It was a great experience but, in my view, it’s an overhyped movie with little to recommend other than the astonishing score and the remarkable cinematography in its vivid, over-saturated colour.

The film itself is pretty unremarkable.,

But it was enough to tempt me into seeing the remake which is, in my view, much more remarkable.

It’s an incredibly odd follow on from director Luca Gaudanino’s “Call Me By Your Name’ – a touching and sentimental coming of age gay romance set in Italy and starring the incredible Timothy Chalomet.

This leaps genres like I’ve rarely seen a director do.

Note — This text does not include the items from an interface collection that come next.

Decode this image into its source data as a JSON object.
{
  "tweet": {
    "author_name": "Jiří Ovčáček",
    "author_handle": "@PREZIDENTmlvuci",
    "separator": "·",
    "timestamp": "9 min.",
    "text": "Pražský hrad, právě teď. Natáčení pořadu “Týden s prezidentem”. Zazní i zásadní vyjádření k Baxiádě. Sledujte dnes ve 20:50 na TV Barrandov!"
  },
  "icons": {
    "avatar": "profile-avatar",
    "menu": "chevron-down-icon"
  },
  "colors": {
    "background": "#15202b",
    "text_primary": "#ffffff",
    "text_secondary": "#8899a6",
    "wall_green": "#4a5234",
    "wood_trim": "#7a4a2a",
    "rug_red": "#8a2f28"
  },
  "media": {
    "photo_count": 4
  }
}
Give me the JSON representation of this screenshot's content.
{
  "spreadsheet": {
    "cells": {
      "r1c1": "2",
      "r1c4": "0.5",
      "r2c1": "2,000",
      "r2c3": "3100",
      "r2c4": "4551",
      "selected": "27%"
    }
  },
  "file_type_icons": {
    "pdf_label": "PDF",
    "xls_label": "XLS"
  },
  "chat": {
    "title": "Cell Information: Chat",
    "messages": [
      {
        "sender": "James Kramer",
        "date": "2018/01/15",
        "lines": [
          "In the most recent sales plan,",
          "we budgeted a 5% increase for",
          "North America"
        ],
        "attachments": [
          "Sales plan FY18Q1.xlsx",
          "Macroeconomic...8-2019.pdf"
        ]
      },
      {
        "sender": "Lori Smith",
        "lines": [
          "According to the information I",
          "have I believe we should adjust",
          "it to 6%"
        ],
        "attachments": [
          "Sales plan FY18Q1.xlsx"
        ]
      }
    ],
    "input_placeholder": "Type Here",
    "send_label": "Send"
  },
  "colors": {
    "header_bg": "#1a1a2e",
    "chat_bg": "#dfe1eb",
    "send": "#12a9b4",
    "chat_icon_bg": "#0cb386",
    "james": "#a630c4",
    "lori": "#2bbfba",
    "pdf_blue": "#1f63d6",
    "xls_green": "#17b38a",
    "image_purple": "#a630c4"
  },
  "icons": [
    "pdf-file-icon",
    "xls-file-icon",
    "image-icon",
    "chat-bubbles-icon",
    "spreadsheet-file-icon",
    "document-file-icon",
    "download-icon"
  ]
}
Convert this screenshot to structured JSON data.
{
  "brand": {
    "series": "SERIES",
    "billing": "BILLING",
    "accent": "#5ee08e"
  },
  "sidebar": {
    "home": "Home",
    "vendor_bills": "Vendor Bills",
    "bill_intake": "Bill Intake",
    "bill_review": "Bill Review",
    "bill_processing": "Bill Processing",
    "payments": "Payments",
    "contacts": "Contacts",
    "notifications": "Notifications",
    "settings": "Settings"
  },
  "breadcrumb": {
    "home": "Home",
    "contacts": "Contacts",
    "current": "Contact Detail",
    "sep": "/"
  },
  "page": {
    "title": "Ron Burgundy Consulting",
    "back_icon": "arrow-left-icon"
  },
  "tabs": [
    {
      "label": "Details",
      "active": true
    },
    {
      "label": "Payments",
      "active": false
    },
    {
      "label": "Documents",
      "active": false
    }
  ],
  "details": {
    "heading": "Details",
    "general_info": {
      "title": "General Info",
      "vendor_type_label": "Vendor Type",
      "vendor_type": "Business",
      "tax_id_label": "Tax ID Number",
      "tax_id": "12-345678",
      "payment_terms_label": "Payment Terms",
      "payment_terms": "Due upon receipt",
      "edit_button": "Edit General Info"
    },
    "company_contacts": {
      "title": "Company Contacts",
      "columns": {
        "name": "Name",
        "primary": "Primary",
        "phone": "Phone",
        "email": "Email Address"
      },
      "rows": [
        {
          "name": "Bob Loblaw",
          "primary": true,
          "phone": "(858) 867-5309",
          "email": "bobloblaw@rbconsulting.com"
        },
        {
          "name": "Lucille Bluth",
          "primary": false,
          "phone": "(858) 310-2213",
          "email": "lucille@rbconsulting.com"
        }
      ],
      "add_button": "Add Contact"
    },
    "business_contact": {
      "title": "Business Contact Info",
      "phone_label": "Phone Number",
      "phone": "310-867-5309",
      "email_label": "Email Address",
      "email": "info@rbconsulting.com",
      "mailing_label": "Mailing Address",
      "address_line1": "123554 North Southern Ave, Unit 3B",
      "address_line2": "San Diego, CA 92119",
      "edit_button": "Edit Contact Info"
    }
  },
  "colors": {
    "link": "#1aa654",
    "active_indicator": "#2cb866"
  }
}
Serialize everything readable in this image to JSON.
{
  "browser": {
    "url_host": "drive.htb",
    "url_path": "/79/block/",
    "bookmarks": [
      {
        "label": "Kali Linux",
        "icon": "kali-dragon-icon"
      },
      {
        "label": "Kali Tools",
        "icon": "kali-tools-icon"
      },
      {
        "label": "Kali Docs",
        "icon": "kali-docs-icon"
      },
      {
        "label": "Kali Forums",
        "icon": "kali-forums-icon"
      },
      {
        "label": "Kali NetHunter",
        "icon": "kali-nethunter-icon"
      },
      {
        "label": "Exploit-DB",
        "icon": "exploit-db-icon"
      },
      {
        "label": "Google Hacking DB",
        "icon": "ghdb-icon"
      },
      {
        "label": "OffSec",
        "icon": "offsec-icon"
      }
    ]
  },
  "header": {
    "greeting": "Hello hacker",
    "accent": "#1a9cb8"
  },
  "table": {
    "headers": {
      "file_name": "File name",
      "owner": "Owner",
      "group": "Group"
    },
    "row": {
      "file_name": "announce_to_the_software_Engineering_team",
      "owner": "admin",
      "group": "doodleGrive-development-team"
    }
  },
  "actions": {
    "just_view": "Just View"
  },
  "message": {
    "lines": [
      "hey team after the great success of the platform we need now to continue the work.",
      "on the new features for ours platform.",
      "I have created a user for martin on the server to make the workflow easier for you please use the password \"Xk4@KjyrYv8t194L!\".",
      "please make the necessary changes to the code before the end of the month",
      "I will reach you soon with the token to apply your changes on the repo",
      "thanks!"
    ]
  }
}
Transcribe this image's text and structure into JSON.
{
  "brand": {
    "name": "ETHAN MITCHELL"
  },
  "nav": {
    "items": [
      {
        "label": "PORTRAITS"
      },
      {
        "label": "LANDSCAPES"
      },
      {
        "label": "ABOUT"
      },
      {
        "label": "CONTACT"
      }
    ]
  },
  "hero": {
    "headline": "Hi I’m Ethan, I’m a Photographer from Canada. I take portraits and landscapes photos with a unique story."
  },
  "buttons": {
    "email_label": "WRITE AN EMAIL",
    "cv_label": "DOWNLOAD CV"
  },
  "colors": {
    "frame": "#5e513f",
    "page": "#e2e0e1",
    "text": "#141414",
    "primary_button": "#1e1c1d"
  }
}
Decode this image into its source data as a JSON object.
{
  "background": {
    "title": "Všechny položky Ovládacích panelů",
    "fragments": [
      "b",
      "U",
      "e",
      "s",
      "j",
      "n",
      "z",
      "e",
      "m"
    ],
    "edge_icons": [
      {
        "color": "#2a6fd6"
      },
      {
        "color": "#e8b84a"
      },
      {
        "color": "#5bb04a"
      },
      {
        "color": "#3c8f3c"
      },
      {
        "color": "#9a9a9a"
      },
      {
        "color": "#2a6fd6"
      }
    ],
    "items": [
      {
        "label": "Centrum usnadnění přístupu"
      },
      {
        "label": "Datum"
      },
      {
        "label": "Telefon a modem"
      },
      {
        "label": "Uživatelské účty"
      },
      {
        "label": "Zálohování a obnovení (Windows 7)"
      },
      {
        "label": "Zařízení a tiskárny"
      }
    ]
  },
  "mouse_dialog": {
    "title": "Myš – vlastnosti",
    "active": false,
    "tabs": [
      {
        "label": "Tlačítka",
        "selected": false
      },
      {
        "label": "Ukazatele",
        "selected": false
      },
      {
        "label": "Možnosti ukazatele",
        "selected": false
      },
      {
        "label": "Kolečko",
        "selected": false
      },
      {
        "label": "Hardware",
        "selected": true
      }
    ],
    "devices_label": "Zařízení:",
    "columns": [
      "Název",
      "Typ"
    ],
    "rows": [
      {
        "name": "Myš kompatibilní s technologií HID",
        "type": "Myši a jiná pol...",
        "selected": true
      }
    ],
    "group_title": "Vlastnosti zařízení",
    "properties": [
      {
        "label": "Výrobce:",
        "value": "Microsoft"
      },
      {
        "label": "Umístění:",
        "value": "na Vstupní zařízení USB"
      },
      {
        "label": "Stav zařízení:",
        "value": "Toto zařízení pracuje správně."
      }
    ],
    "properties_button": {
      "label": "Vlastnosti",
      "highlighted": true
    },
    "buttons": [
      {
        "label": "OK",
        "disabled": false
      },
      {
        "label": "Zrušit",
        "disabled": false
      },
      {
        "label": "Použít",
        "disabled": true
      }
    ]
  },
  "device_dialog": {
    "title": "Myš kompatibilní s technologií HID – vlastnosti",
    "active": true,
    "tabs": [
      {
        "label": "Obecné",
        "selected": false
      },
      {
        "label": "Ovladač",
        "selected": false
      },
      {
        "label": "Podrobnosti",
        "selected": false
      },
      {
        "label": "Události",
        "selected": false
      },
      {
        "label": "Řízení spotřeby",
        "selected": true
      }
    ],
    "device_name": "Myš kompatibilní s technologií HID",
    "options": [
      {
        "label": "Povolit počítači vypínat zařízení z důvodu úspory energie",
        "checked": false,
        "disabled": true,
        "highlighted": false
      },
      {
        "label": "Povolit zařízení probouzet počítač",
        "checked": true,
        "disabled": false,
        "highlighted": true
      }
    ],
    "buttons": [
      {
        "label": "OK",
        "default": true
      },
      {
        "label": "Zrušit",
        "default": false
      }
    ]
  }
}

Gaudanino’s remake has none of the zing of the original, indeed the colour palette is quite muted.  It’s also dull throughout as a result of the endless rain (then snow).

It’s set in 1977 West Berlin with the Baader-Meinhoff (RAF) gang in full flow and providing a sinister backdrop to what is already a sinister movie.

Guadanino casts Dakota Johnson (50 Shades of Grey) and a malevolent Tilda Swinton brilliantly, but I also liked the performance of Mia Goth as Johnson’s best friend in a crazy dance school.

The award winning dance school that Johnson seeks and gains entrance too after a remarkable audition is actually a witches coven and Johnson appears to be the next sacrificial lamb to the God the witches worship.

But it’s not that straightforward.

It’s a long, slow, considered movie with an inevitable Sixth Act (yes it’s presented in six acts) denouement that’s a fantastic gore-fest.

The movie is getting mixed reviews and I understand that.  It’s really slow.  It’s arthouse not shock mall theatre.  If you want Halloween forget it.

But it’s great.

Really well directed and acted and Thom Yorke’s score is great although less intrusive than Goblin’s.

Recommended.